What is SEO? Simply put, it’s telling the search engine what your article is about.
This is so that when someone enters a query for say “growing tomatoes on rubbish tips”, Google will look around and find the content that includes that query.
Thing is it doesn’t really work like that anymore. Google knows what the article is like through its Rankbrain algorithm.
Still it’s better to have keywords in there than not.
Keywords and where to put them
Where? Put them in the title, the first par, the meta description and anywhere else you can get away with it without it looking unnatural.
Better still, work with Google and understand that it can work out all kinds of sentences.
So “growing tomatoes on rubbish tips” is the same as “tomatoes in refuse”. Theoretically.
This is because Google does not want everyone ruining their writing by chucking in keywords every 50 words.
Makes sense to me. Not for Google
In fact, most SEO nowadays is determined by the user and not some mindless computer.
For example, Google ranks according to the open rates on a search return.
For example lets say you’ve written a great long form article. Google likes it and puts it on the first page for a keyword it thinks is appropriate (hopefully one you targeted).
However, if the meta description is poor or worse still you didn’t provide one, then you might have problems.
Out of the 10 first page returns you are competing on the basis of the meta description. Like a headline people will only click on what intrigues them.
If people don’t click. Google will move you down the rankings. Sorry.
Social proof is very important. Yes, yawn, backlinks are very important. They are a link from another site, which is seen as an endorsement that your bundle of words is cool.
But shares and social is also becoming more and more important. Especially Facebook.
If you are say in B2B, you might think Facebook is not that important. And if you’re selling scaffolding brackets you’re probably right.
But in terms of SEO, it’s incredibly relevant. The questions: how relevant and should you spend a load of time throwing posts all over the place?
Answer: I don’t know and no, you should spend a small amount of money boosting posts.
Bish bash bosh
There are a lot of factors in ranking.
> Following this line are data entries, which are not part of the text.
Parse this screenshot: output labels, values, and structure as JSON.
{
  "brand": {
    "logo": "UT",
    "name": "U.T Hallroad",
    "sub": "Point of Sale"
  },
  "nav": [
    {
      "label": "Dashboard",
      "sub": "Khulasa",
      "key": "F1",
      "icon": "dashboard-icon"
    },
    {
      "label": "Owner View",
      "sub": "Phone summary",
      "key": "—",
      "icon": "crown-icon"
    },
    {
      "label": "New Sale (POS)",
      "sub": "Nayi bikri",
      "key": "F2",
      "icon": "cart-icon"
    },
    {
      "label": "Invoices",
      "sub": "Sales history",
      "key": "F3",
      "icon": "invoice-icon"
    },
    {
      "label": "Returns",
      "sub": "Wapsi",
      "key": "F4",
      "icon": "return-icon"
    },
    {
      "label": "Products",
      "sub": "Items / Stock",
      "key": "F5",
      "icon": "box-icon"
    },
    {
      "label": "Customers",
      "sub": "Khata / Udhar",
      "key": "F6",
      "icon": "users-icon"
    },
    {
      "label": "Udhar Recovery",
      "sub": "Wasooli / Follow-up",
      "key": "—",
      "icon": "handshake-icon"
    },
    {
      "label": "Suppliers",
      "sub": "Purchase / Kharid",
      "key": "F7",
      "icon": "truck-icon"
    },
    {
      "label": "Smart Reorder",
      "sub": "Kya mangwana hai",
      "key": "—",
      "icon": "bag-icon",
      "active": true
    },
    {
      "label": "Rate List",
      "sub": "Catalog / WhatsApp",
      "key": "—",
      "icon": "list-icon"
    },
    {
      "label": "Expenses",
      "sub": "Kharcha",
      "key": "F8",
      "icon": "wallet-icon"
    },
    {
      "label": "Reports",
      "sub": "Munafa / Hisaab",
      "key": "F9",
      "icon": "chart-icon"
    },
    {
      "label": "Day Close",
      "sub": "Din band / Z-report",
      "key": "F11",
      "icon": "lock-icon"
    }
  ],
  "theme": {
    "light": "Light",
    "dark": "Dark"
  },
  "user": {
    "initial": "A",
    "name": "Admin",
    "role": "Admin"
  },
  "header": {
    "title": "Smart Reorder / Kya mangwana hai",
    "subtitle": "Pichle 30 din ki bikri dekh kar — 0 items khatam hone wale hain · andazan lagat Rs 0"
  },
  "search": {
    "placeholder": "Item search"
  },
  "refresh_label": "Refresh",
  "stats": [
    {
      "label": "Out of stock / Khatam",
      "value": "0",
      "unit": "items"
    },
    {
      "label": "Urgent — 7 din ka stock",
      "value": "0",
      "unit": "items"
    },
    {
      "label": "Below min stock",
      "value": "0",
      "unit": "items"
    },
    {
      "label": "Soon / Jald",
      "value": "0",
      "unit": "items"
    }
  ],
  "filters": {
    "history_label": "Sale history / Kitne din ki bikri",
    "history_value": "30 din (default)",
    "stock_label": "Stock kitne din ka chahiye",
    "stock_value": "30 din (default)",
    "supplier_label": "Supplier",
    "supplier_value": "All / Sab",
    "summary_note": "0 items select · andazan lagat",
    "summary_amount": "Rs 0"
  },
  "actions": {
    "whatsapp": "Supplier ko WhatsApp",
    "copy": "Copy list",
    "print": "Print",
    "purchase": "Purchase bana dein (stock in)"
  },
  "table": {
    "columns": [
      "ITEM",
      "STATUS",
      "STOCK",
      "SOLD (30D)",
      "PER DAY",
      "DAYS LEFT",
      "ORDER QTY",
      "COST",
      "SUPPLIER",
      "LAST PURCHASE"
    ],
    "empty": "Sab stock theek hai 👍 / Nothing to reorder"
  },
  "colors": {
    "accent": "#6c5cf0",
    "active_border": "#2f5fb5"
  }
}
But the top three are probably backlinks/ social, open rates, and content.
The last is something many forget. But here’s a quickie run-through in one easy to cut and paste par.
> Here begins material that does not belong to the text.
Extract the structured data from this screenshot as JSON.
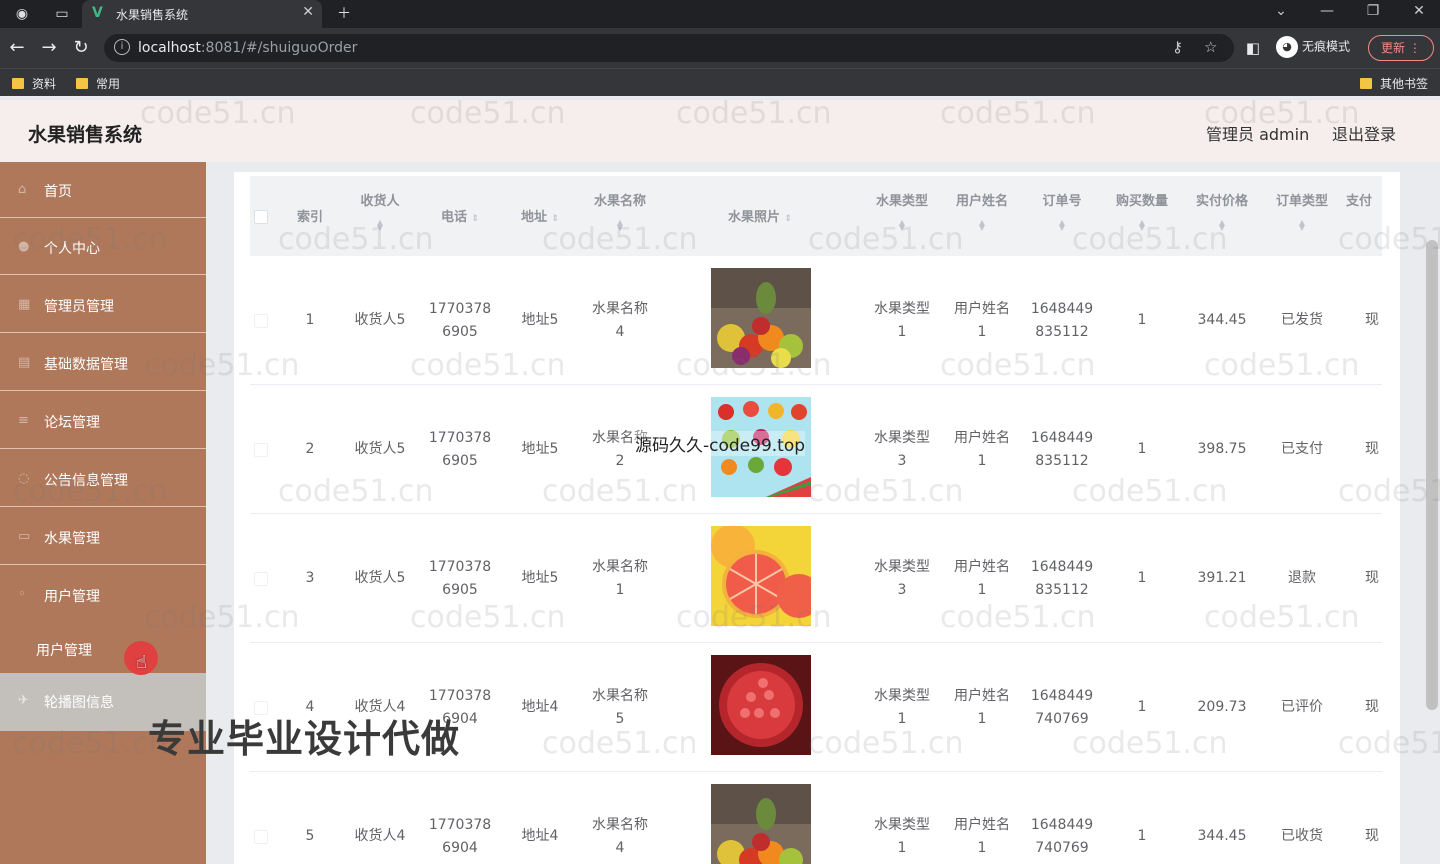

Write long, over 5,000 at least. The more words the better your chances. Add keywords, both direct and indirect. Put them in the meta descriptions, title and first 100 words. Put the indirect ones in the h2 subheads. Add in pictures and video. Put the keywords in the alt descriptions for the pics. Keep your paragraphs and sentences short. It is easier to read and will keep people on the page, which is something else Google will reward you for.
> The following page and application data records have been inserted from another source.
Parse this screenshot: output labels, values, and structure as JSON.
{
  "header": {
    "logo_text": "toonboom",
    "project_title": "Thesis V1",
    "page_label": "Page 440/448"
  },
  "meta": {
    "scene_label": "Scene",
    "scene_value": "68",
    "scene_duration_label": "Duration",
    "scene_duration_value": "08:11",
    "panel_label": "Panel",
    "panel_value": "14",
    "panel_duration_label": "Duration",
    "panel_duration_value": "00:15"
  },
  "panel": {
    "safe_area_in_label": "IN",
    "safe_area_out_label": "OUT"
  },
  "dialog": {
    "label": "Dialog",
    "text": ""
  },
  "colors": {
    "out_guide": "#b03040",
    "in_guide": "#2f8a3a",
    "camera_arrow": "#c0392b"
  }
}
See how I broke all my rules in the above par?
Have fun and be good.